Mickey Boardman

So why did you start System?

Elizabeth von Guttman

We are all so inundated by bite-size content or Instagram feeds that sometimes we crave in-depth reads and the ability to really get into the subject and have some context to what we see around us. [With System] we focus on long interviews with coverage of issues and people who are usually very difficult to access. We focus on quality as opposed to quantity. Time is such a luxury these days, and it's a real asset to be doing a bi-annual publication. We just launched in China, which is really exciting, and finally our website will be live in a few weeks!

Mickey Boardman

It's such a time of change in fashion. Do you think this is an exciting or an unsettling thing?

Elizabeth von Guttman

As soon as it changes, people start to panic or say the system is broken. I think it's an evolution. I think that times change and the system does need to change. People will make mistakes along the way, but I think it creates a lot of opportunities for people to treat fashion in a different manner with retail, production, publishing. For people who are more independent like us, it creates more opportunity. If you belong to bigger corporations, it is more difficult to change. So for independent people, I think it is an exciting time.

Mickey Boardman

What do you think that the biggest changes have been from when you started Above to, for example, now?

Elizabeth von Guttman

We created Industrie right after Above and at the same time as Ever Manifesto, which was around the time of the documentary The September Issue, when the fashion industry became much more public and people became more interested in it. That's also when bloggers came onto the scene. That was the first big change we saw -- when the fashion industry became entertainment.

Mickey Boardman

In that sense, some editors have become stars.

Alexia Niedzielski

Some of the editors have incredible style. There are some great, interesting characters out there, but I think now it's gotten to be a bit too much.

Elizabeth von Guttman

These people just parade up and down the street without any kind of meaning, and photographers make them think they're celebrities. But I do think there are some great people with great style, and it's better to identify with people like that than a model who has been dressed up by someone in a magazine, and who has no real personal style. Personal style is something to admire and to cherish.
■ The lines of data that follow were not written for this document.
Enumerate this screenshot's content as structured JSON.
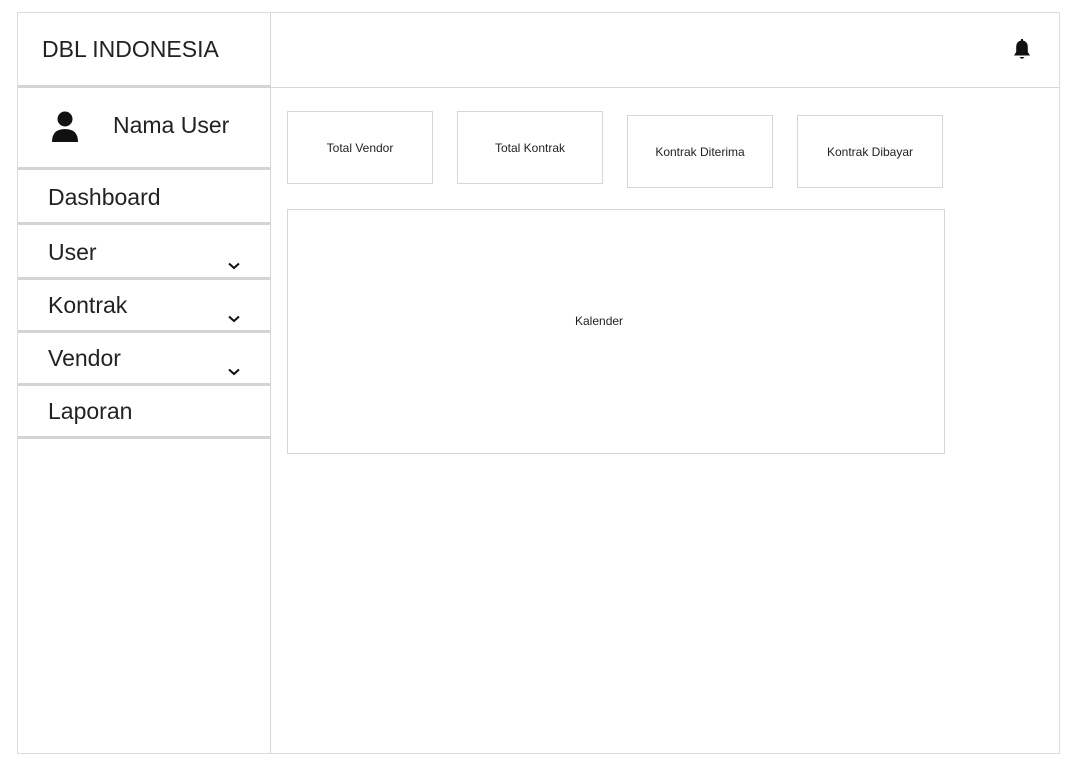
{
  "sidebar": {
    "brand": "DBL INDONESIA",
    "user": {
      "name": "Nama User",
      "icon": "user-icon"
    },
    "items": [
      {
        "label": "Dashboard",
        "has_submenu": false
      },
      {
        "label": "User",
        "has_submenu": true
      },
      {
        "label": "Kontrak",
        "has_submenu": true
      },
      {
        "label": "Vendor",
        "has_submenu": true
      },
      {
        "label": "Laporan",
        "has_submenu": false
      }
    ]
  },
  "topbar": {
    "notification_icon": "bell-icon"
  },
  "cards": [
    {
      "label": "Total Vendor"
    },
    {
      "label": "Total Kontrak"
    },
    {
      "label": "Kontrak Diterima"
    },
    {
      "label": "Kontrak Dibayar"
    }
  ],
  "calendar": {
    "label": "Kalender"
  },
  "colors": {
    "border": "#d4d4d4",
    "text": "#222222",
    "background": "#ffffff"
  }
}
Mickey Boardman

And what do you think of the future of fashion weeks? Sometimes people ask if there's even a reason to do shows now.

Alexia Niedzielski
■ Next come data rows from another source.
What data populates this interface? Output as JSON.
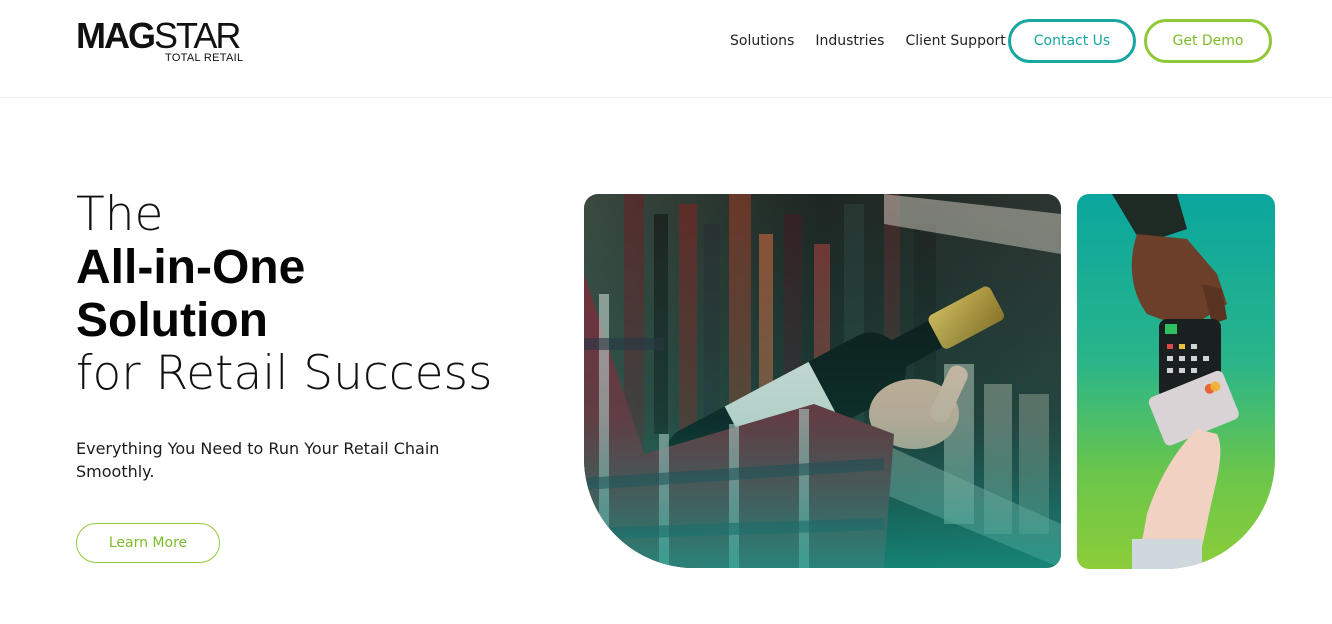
{
  "header": {
    "logo": {
      "main_bold": "MAG",
      "main_light": "STAR",
      "sub": "TOTAL RETAIL"
    },
    "nav": [
      {
        "label": "Solutions"
      },
      {
        "label": "Industries"
      },
      {
        "label": "Client Support"
      }
    ],
    "contact_button": "Contact Us",
    "demo_button": "Get Demo"
  },
  "hero": {
    "title_line1": "The",
    "title_line2": "All-in-One",
    "title_line3": "Solution",
    "title_line4": "for Retail Success",
    "subtitle": "Everything You Need to Run Your Retail Chain Smoothly.",
    "cta": "Learn More"
  },
  "colors": {
    "teal": "#17a6a0",
    "green": "#8fc93a",
    "text": "#111111"
  },
  "images": {
    "main": "wine-bottle-shopping-photo",
    "side": "card-payment-terminal-photo"
  }
}
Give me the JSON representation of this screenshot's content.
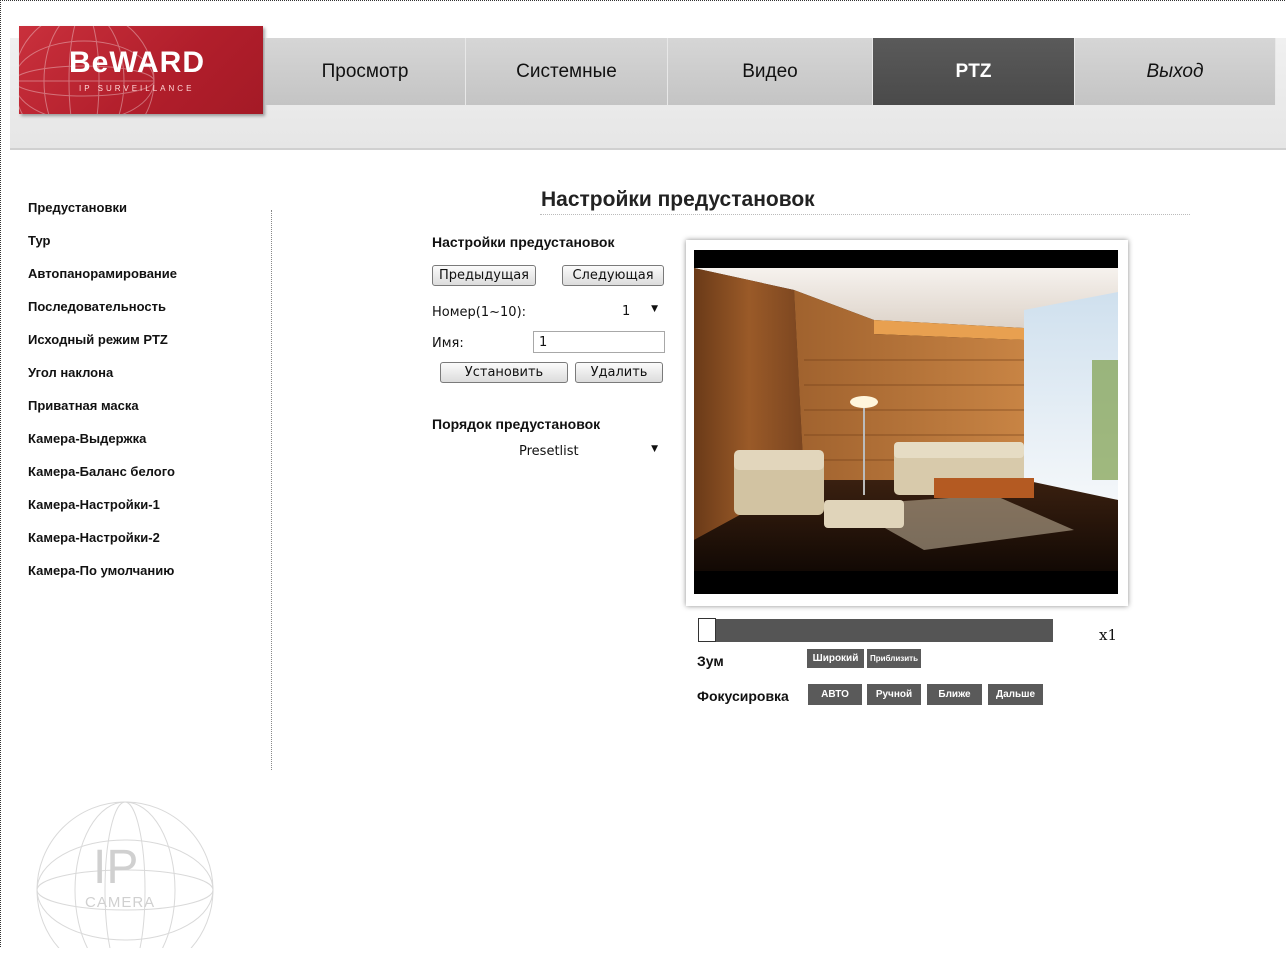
{
  "brand": {
    "logo_text": "BeWARD",
    "logo_sub": "IP SURVEILLANCE"
  },
  "nav": [
    {
      "label": "Просмотр",
      "active": false
    },
    {
      "label": "Системные",
      "active": false
    },
    {
      "label": "Видео",
      "active": false
    },
    {
      "label": "PTZ",
      "active": true
    },
    {
      "label": "Выход",
      "active": false
    }
  ],
  "sidebar": {
    "items": [
      "Предустановки",
      "Тур",
      "Автопанорамирование",
      "Последовательность",
      "Исходный режим PTZ",
      "Угол наклона",
      "Приватная маска",
      "Камера-Выдержка",
      "Камера-Баланс белого",
      "Камера-Настройки-1",
      "Камера-Настройки-2",
      "Камера-По умолчанию"
    ]
  },
  "watermark": {
    "text_big": "IP",
    "text_small": "CAMERA"
  },
  "main": {
    "title": "Настройки предустановок",
    "preset": {
      "section_title": "Настройки предустановок",
      "prev_label": "Предыдущая",
      "next_label": "Следующая",
      "number_label": "Номер(1~10):",
      "number_value": "1",
      "name_label": "Имя:",
      "name_value": "1",
      "set_label": "Установить",
      "delete_label": "Удалить"
    },
    "order": {
      "section_title": "Порядок предустановок",
      "selected": "Presetlist"
    }
  },
  "ptz": {
    "zoom_level": "x1",
    "zoom_fraction": 0.0,
    "zoom_label": "Зум",
    "wide_label": "Широкий",
    "tele_label": "Приблизить",
    "focus_label": "Фокусировка",
    "focus_buttons": [
      "АВТО",
      "Ручной",
      "Ближе",
      "Дальше"
    ]
  },
  "colors": {
    "brand_red": "#b8202d",
    "nav_active": "#4f4f4f",
    "control_dark": "#5a5a5a"
  }
}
There's a reason for a show. It gives the designer a way to tell their story much better than if you just look at pictures online. But I think with virtual reality, you could get to something that is equally exciting. I do think that, now, the purpose of the shows is different. It used to be for buyers and the press to understand the trends for the next season -- now it's more for social media, and visibility for everyone. So I think the purpose of the shows has changed, but I don't think they will die.

Elizabeth von Guttman

I think there should be less shows -- I think more brands shouldn't do shows, and I think fashion shows should be done by designers and people with creativity. I think contemporary brands should probably avoid doing shows -- there's too many shows to see, and, people, after a while, get frustrated.

Mickey Boardman

You're both from Paris. You're international, but you live in London. Why London?

Elizabeth von Guttman

London was the New York of Europe. You were in Europe, but then you had an amazing transit of people coming and going all the time, and it was extremely exciting. Now with Brexit, to be honest, I don't really know what's going to happen. I think there's going to be a lot of changes in 2017. I'm not sure we're going to be staying here; to be quite honest, we might come to you.

Mickey Boardman

So what's coming up in future issues of System?

Elizabeth von Guttman

The following issue of System will be focusing a lot on the US.

Mickey Boardman

I love it.

Elizabeth von Guttman

I think it's time to focus on the US, in many ways. Whatever happens in November, we'll see.

Mickey Boardman

Exactly.

Elizabeth von Guttman

But the US is still a very inspiring country and market for us, and I think we want to explore a little bit more.

Mickey Boardman

Well, we would love to be explored!